Millions flood streets for Cubs victory parade
The streets of Chicago were bathed in Cubs blue Friday as millions of tearful, elated baseball fans cheered their World Series-winning team-who brought the championship home for the first time in 108 years.
Parts of downtown Chicago, the third-largest US city, were shut down as an estimated five million people lined the miles-long parade route from Wrigley Field to Grant Park, where the players were hailed at a huge rally.
“We’ve all dreamed of this so many times over the years, and this has exceeded our wildest dreams,” Theo Epstein, the team’s president of baseball operations, told fans.
“Let’s hope it’s not another 108 years,” added Cubs manager Joe Maddon. The Cubs defeated the Cleveland Indians in dramatic style, coming back from a 3-1 deficit in the best-of-seven Series to win four games to three, with a 8-7 victory in extra innings in Game Seven.
The last time the Cubs won the Series, American women did not have the right to vote, and sliced bread had not been invented. World Wars I and II were still in the future.
“I’ve been waiting for this day my whole life... since I was four years old when my grandfather took me to my first game,” said Nishant Shah, 35, who came to the parade with his wife and 17month-old daughter.
Many Chicagoans have told similar cross-generational stories of being fans and decades of heartbreak. The Windy City had been transfixed for months by the possibility that the Cubs’ dry spell might end. Flags with the team’s logo and the blue “W” signaling a win were ubiquitous.
The gravity of the historic moment was not lost on the team, Epstein told the rally crowd. “Our players felt it, felt how bad you guys wanted it. Driving around town, seeing the W flags,” he said. “And it was incredibly emotional for everybody. And our players really felt it and dug deep for you.” Two of the team’s players were in tears as they addressed the rally.
First baseman Anthony Rizzo paid tribute to retiring catcher David Ross, a team mentor who belted a home run in the final game of the Series, his final game as a player.
“He taught myself personally how to become a real winner,” Rizzo said of Ross, struggling to maintain his composure. “He’s going to go out a champion forever.” Many fans were equally emotional. “It’s euphoria,” said Jason Klabacha, 38. “It’s a dream come true. It just puts you back to being a kid again.” “It kind of chokes you up, honestly,” said Kat Rojina, 43, who, like many Chicagoans, had taken a day off from work.
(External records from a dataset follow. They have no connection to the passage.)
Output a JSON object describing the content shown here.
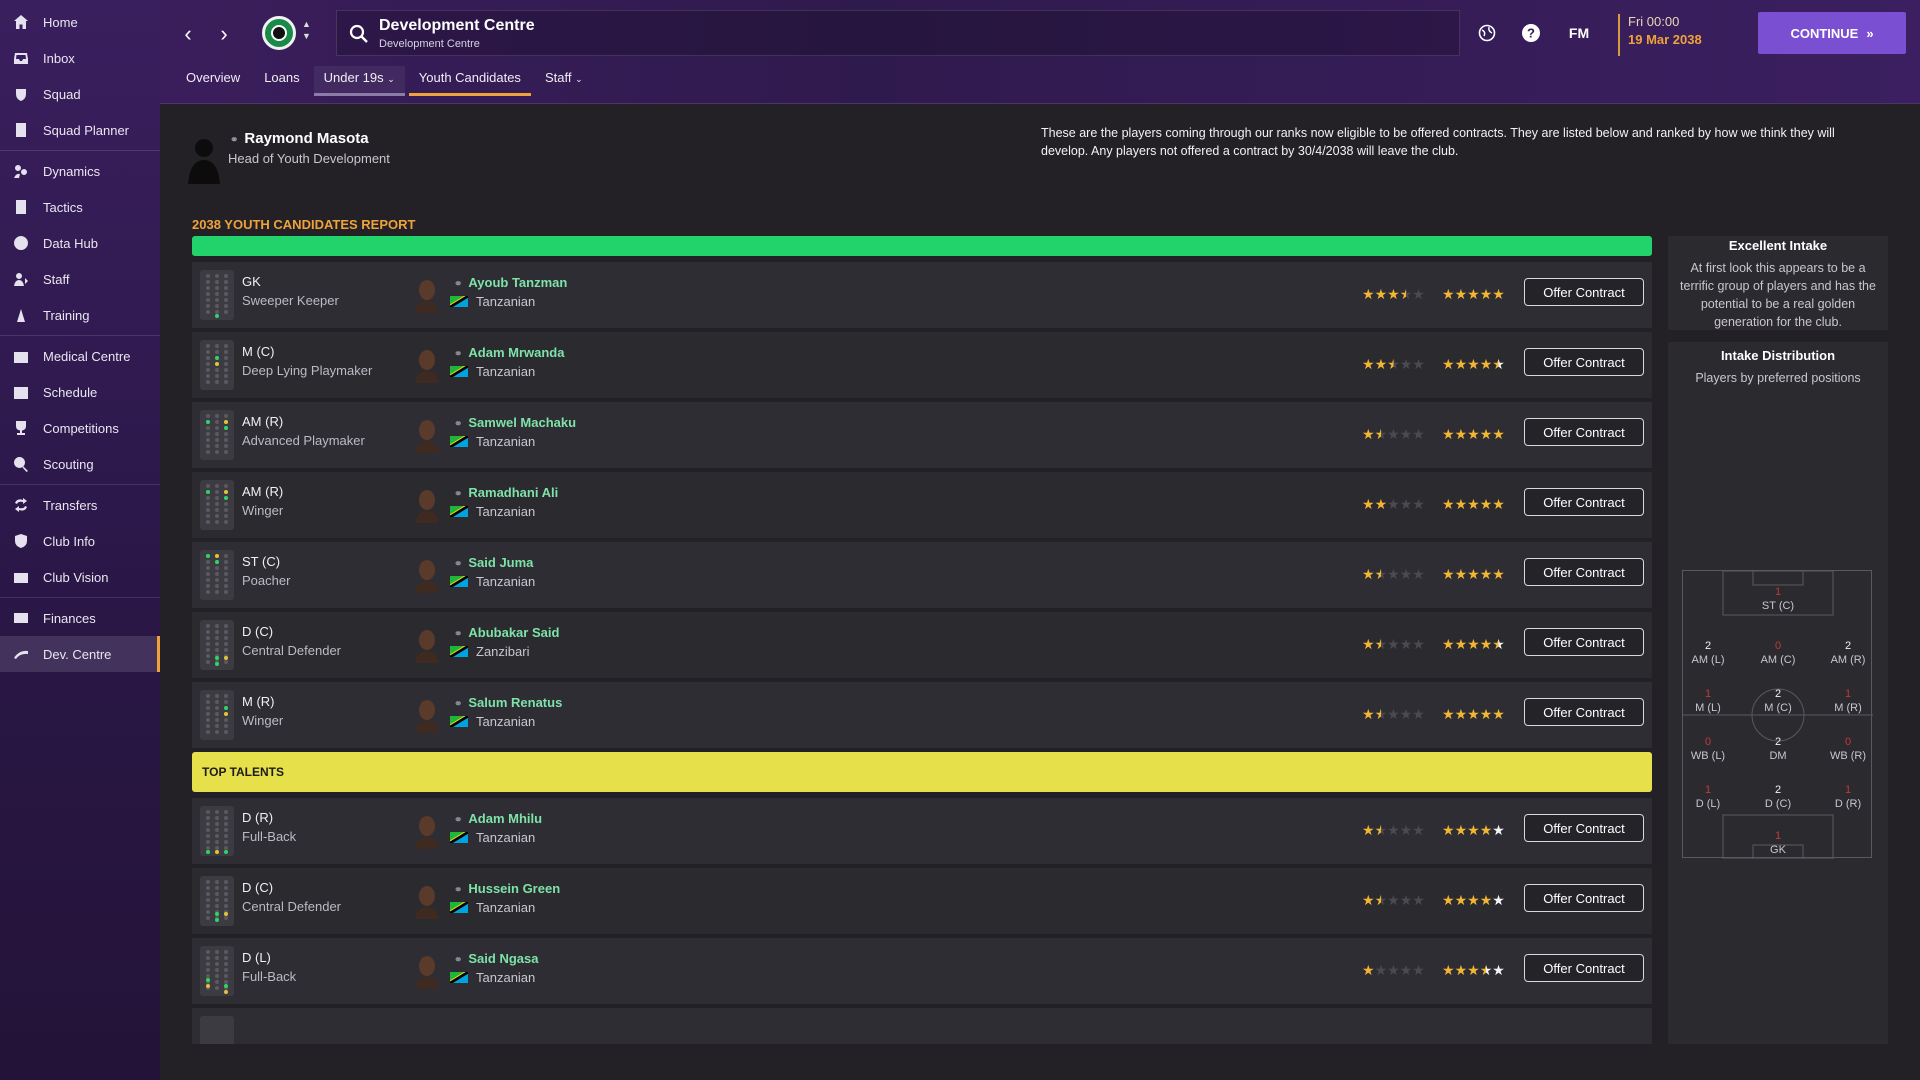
{
  "sidebar": {
    "items": [
      {
        "label": "Home",
        "icon": "home-icon"
      },
      {
        "label": "Inbox",
        "icon": "inbox-icon"
      },
      {
        "label": "Squad",
        "icon": "squad-icon"
      },
      {
        "label": "Squad Planner",
        "icon": "planner-icon"
      },
      {
        "label": "Dynamics",
        "icon": "dynamics-icon"
      },
      {
        "label": "Tactics",
        "icon": "tactics-icon"
      },
      {
        "label": "Data Hub",
        "icon": "data-hub-icon"
      },
      {
        "label": "Staff",
        "icon": "staff-icon"
      },
      {
        "label": "Training",
        "icon": "training-icon"
      },
      {
        "label": "Medical Centre",
        "icon": "medical-icon"
      },
      {
        "label": "Schedule",
        "icon": "calendar-icon"
      },
      {
        "label": "Competitions",
        "icon": "trophy-icon"
      },
      {
        "label": "Scouting",
        "icon": "scouting-icon"
      },
      {
        "label": "Transfers",
        "icon": "transfers-icon"
      },
      {
        "label": "Club Info",
        "icon": "shield-icon"
      },
      {
        "label": "Club Vision",
        "icon": "vision-icon"
      },
      {
        "label": "Finances",
        "icon": "finances-icon"
      },
      {
        "label": "Dev. Centre",
        "icon": "dev-centre-icon"
      }
    ]
  },
  "header": {
    "title": "Development Centre",
    "subtitle": "Development Centre",
    "fm_label": "FM",
    "date_time": "Fri 00:00",
    "date_day": "19 Mar 2038",
    "continue_label": "CONTINUE"
  },
  "tabs": [
    "Overview",
    "Loans",
    "Under 19s",
    "Youth Candidates",
    "Staff"
  ],
  "head": {
    "name": "Raymond Masota",
    "role": "Head of Youth Development",
    "description": "These are the players coming through our ranks now eligible to be offered contracts. They are listed below and ranked by how we think they will develop. Any players not offered a contract by 30/4/2038 will leave the club."
  },
  "report_title": "2038 YOUTH CANDIDATES REPORT",
  "top_talents_label": "TOP TALENTS",
  "offer_label": "Offer Contract",
  "players": [
    {
      "pos": "GK",
      "role": "Sweeper Keeper",
      "name": "Ayoub Tanzman",
      "nat": "Tanzanian",
      "ca": 3.5,
      "pa": 5
    },
    {
      "pos": "M (C)",
      "role": "Deep Lying Playmaker",
      "name": "Adam Mrwanda",
      "nat": "Tanzanian",
      "ca": 2.5,
      "pa": 4.5
    },
    {
      "pos": "AM (R)",
      "role": "Advanced Playmaker",
      "name": "Samwel Machaku",
      "nat": "Tanzanian",
      "ca": 1.5,
      "pa": 5
    },
    {
      "pos": "AM (R)",
      "role": "Winger",
      "name": "Ramadhani Ali",
      "nat": "Tanzanian",
      "ca": 2,
      "pa": 5
    },
    {
      "pos": "ST (C)",
      "role": "Poacher",
      "name": "Said Juma",
      "nat": "Tanzanian",
      "ca": 1.5,
      "pa": 5
    },
    {
      "pos": "D (C)",
      "role": "Central Defender",
      "name": "Abubakar Said",
      "nat": "Zanzibari",
      "ca": 1.5,
      "pa": 4.5
    },
    {
      "pos": "M (R)",
      "role": "Winger",
      "name": "Salum Renatus",
      "nat": "Tanzanian",
      "ca": 1.5,
      "pa": 5
    }
  ],
  "talents": [
    {
      "pos": "D (R)",
      "role": "Full-Back",
      "name": "Adam Mhilu",
      "nat": "Tanzanian",
      "ca": 1.5,
      "pa": 4
    },
    {
      "pos": "D (C)",
      "role": "Central Defender",
      "name": "Hussein Green",
      "nat": "Tanzanian",
      "ca": 1.5,
      "pa": 4
    },
    {
      "pos": "D (L)",
      "role": "Full-Back",
      "name": "Said Ngasa",
      "nat": "Tanzanian",
      "ca": 1,
      "pa": 3.5
    }
  ],
  "panel_intake": {
    "title": "Excellent Intake",
    "text": "At first look this appears to be a terrific group of players and has the potential to be a real golden generation for the club."
  },
  "panel_dist": {
    "title": "Intake Distribution",
    "subtitle": "Players by preferred positions",
    "cells": [
      {
        "label": "ST (C)",
        "n": "1"
      },
      {
        "label": "AM (L)",
        "n": "2"
      },
      {
        "label": "AM (C)",
        "n": "0"
      },
      {
        "label": "AM (R)",
        "n": "2"
      },
      {
        "label": "M (L)",
        "n": "1"
      },
      {
        "label": "M (C)",
        "n": "2"
      },
      {
        "label": "M (R)",
        "n": "1"
      },
      {
        "label": "WB (L)",
        "n": "0"
      },
      {
        "label": "DM",
        "n": "2"
      },
      {
        "label": "WB (R)",
        "n": "0"
      },
      {
        "label": "D (L)",
        "n": "1"
      },
      {
        "label": "D (C)",
        "n": "2"
      },
      {
        "label": "D (R)",
        "n": "1"
      },
      {
        "label": "GK",
        "n": "1"
      }
    ]
  },
  "colors": {
    "accent": "#f0a23a",
    "green_banner": "#21d36a",
    "yellow_banner": "#e6e04a",
    "player_name": "#7ee3a8",
    "continue": "#7b4fd1"
  }
}
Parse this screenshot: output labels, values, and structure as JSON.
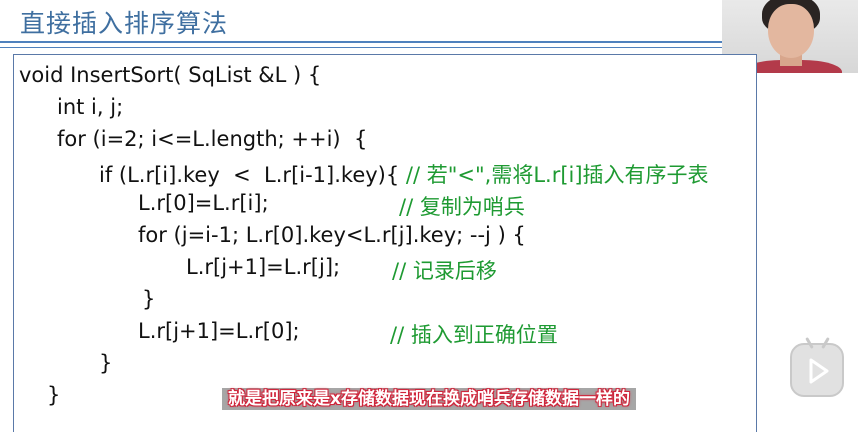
{
  "slide": {
    "title": "直接插入排序算法"
  },
  "code": {
    "lines": [
      {
        "code": "void InsertSort( SqList &L ) {",
        "comment": ""
      },
      {
        "code": "int i, j;",
        "comment": ""
      },
      {
        "code": "for (i=2; i<=L.length; ++i)  {",
        "comment": ""
      },
      {
        "code": "if (L.r[i].key  <  L.r[i-1].key){",
        "comment": "// 若\"<\",需将L.r[i]插入有序子表"
      },
      {
        "code": "L.r[0]=L.r[i];",
        "comment": "// 复制为哨兵"
      },
      {
        "code": "for (j=i-1; L.r[0].key<L.r[j].key; --j ) {",
        "comment": ""
      },
      {
        "code": "L.r[j+1]=L.r[j];",
        "comment": "// 记录后移"
      },
      {
        "code": "}",
        "comment": ""
      },
      {
        "code": "L.r[j+1]=L.r[0];",
        "comment": "// 插入到正确位置"
      },
      {
        "code": "}",
        "comment": ""
      },
      {
        "code": "}",
        "comment": ""
      }
    ]
  },
  "subtitle": {
    "text": "就是把原来是x存储数据现在换成哨兵存储数据一样的"
  },
  "colors": {
    "title": "#3f6fa0",
    "comment": "#1e9a32",
    "subtitle_outline": "#d0243a",
    "rule": "#4f81bd"
  },
  "icons": {
    "player": "tv-play-icon"
  }
}
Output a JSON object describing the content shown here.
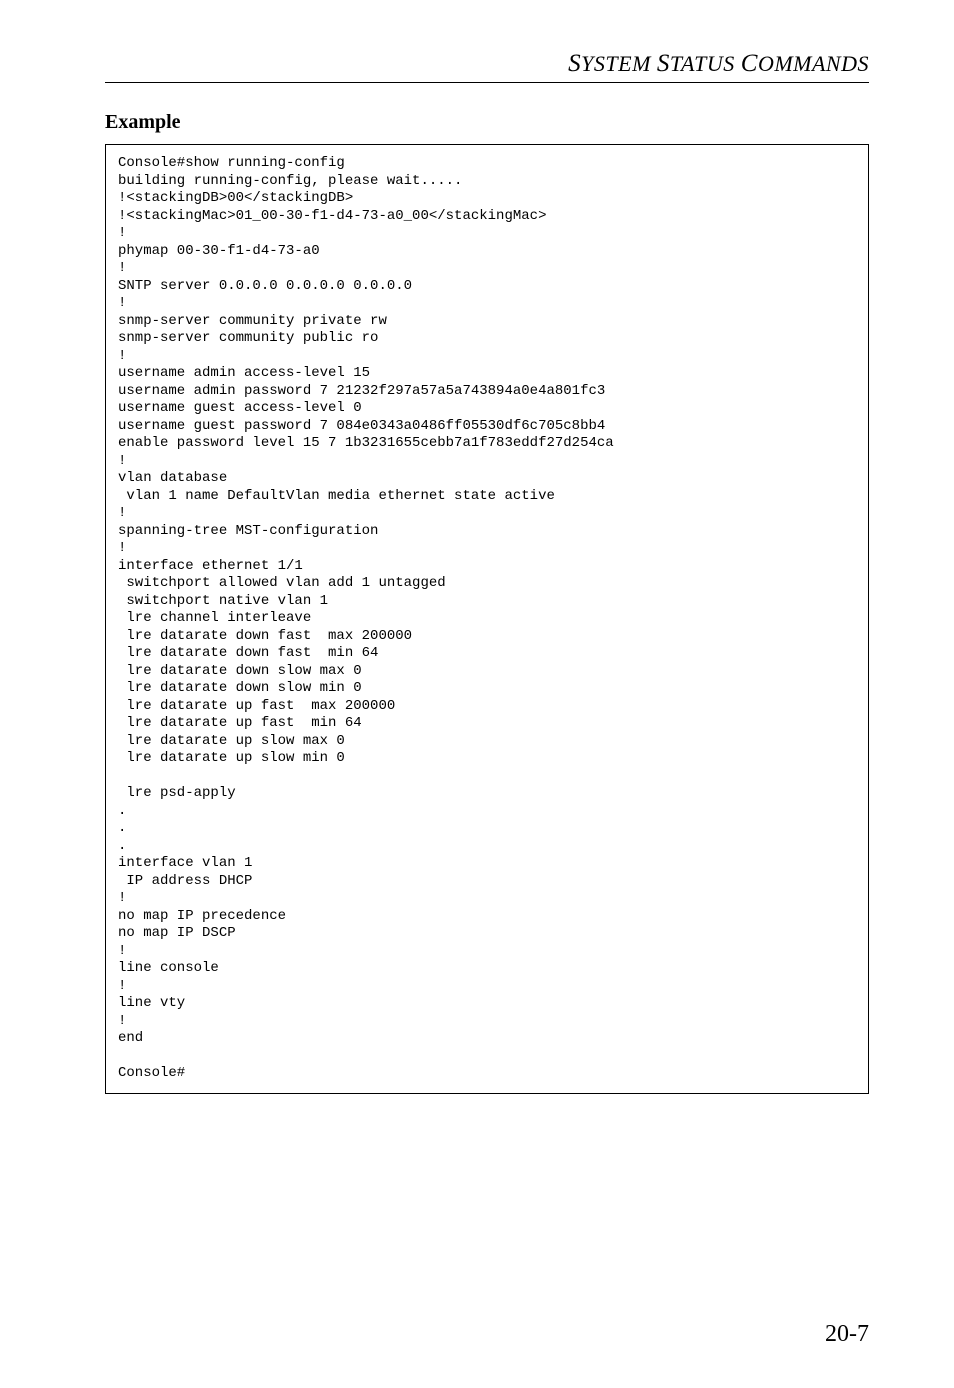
{
  "header": {
    "title_html": "SYSTEM STATUS COMMANDS"
  },
  "section": {
    "title": "Example"
  },
  "code": "Console#show running-config\nbuilding running-config, please wait.....\n!<stackingDB>00</stackingDB>\n!<stackingMac>01_00-30-f1-d4-73-a0_00</stackingMac>\n!\nphymap 00-30-f1-d4-73-a0\n!\nSNTP server 0.0.0.0 0.0.0.0 0.0.0.0\n!\nsnmp-server community private rw\nsnmp-server community public ro\n!\nusername admin access-level 15\nusername admin password 7 21232f297a57a5a743894a0e4a801fc3\nusername guest access-level 0\nusername guest password 7 084e0343a0486ff05530df6c705c8bb4\nenable password level 15 7 1b3231655cebb7a1f783eddf27d254ca\n!\nvlan database\n vlan 1 name DefaultVlan media ethernet state active\n!\nspanning-tree MST-configuration\n!\ninterface ethernet 1/1\n switchport allowed vlan add 1 untagged\n switchport native vlan 1\n lre channel interleave\n lre datarate down fast  max 200000\n lre datarate down fast  min 64\n lre datarate down slow max 0\n lre datarate down slow min 0\n lre datarate up fast  max 200000\n lre datarate up fast  min 64\n lre datarate up slow max 0\n lre datarate up slow min 0\n\n lre psd-apply\n.\n.\n.\ninterface vlan 1\n IP address DHCP\n!\nno map IP precedence\nno map IP DSCP\n!\nline console\n!\nline vty\n!\nend\n\nConsole#",
  "page_number": "20-7"
}
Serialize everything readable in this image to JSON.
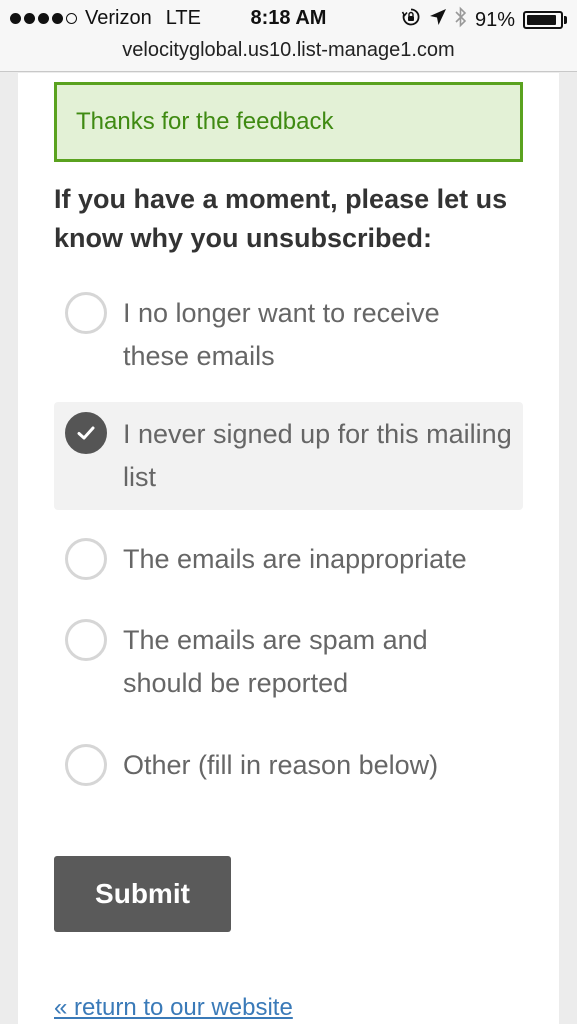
{
  "status_bar": {
    "carrier": "Verizon",
    "network": "LTE",
    "time": "8:18 AM",
    "battery": "91%",
    "battery_level": 0.91,
    "signal_bars_filled": 4,
    "signal_bars_total": 5,
    "icons": [
      "rotation-lock-icon",
      "location-arrow-icon",
      "bluetooth-icon",
      "battery-icon"
    ]
  },
  "browser": {
    "url": "velocityglobal.us10.list-manage1.com"
  },
  "alert": {
    "text": "Thanks for the feedback",
    "color": "#3f8a12"
  },
  "form": {
    "question": "If you have a moment, please let us know why you unsubscribed:",
    "options": [
      {
        "label": "I no longer want to receive these emails",
        "checked": false
      },
      {
        "label": "I never signed up for this mailing list",
        "checked": true
      },
      {
        "label": "The emails are inappropriate",
        "checked": false
      },
      {
        "label": "The emails are spam and should be reported",
        "checked": false
      },
      {
        "label": "Other (fill in reason below)",
        "checked": false
      }
    ],
    "submit_label": "Submit"
  },
  "footer": {
    "return_link": "« return to our website"
  }
}
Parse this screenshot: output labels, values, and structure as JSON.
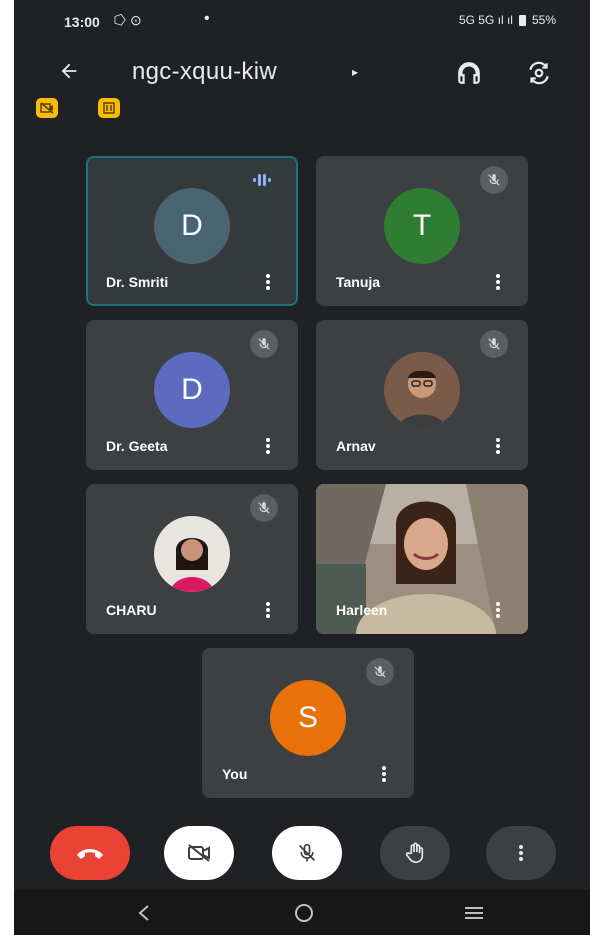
{
  "status_bar": {
    "time": "13:00",
    "left_icons": "⭔ ⊙",
    "dot": "•",
    "network": "5G 5G ıl ıl",
    "battery": "55%"
  },
  "header": {
    "meeting_code": "ngc-xquu-kiw",
    "icons": [
      "back-arrow-icon",
      "chevron-right-icon",
      "headphones-icon",
      "switch-camera-icon"
    ]
  },
  "badges": [
    "camera-off-badge",
    "captions-badge"
  ],
  "participants": [
    {
      "name": "Dr. Smriti",
      "initial": "D",
      "avatar_color": "#4a6572",
      "muted": false,
      "speaking": true
    },
    {
      "name": "Tanuja",
      "initial": "T",
      "avatar_color": "#2e7d32",
      "muted": true,
      "speaking": false
    },
    {
      "name": "Dr. Geeta",
      "initial": "D",
      "avatar_color": "#5c6bc0",
      "muted": true,
      "speaking": false
    },
    {
      "name": "Arnav",
      "initial": "",
      "avatar_color": "#8d6e63",
      "muted": true,
      "speaking": false
    },
    {
      "name": "CHARU",
      "initial": "",
      "avatar_color": "#c2185b",
      "muted": true,
      "speaking": false
    },
    {
      "name": "Harleen",
      "initial": "",
      "avatar_color": "#8a7a6a",
      "muted": false,
      "speaking": false
    },
    {
      "name": "You",
      "initial": "S",
      "avatar_color": "#e8710a",
      "muted": true,
      "speaking": false
    }
  ],
  "controls": [
    "end-call-icon",
    "camera-off-icon",
    "mic-off-icon",
    "raise-hand-icon",
    "more-options-icon"
  ],
  "colors": {
    "background": "#202124",
    "tile": "#3c4043",
    "end_call": "#ea4335",
    "badge": "#fbbc04"
  }
}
“It’s an overwhelming feeling of pride and excitement.” The rally ended in fireworks and confetti, and a sing-along of the team’s theme song “Go Cubs Go,” led by country singer Brett Eldredge. —AFP
CHICAGO: Jon Lester (L) and Anthony Rizzo of the Chicago Cubs pose with the World Series trophy during the Chicago Cubs victory celebration in Grant Park on Friday in Chicago, Illinois. —AFP
LAS VEGAS: Boxers Manny Pacquiao, Philippines, and Jessie Vargas, USA, pose together during their official weigh-in at the Wynn Las Vegas hotel in Las Vegas, Nevada on Friday. — AFP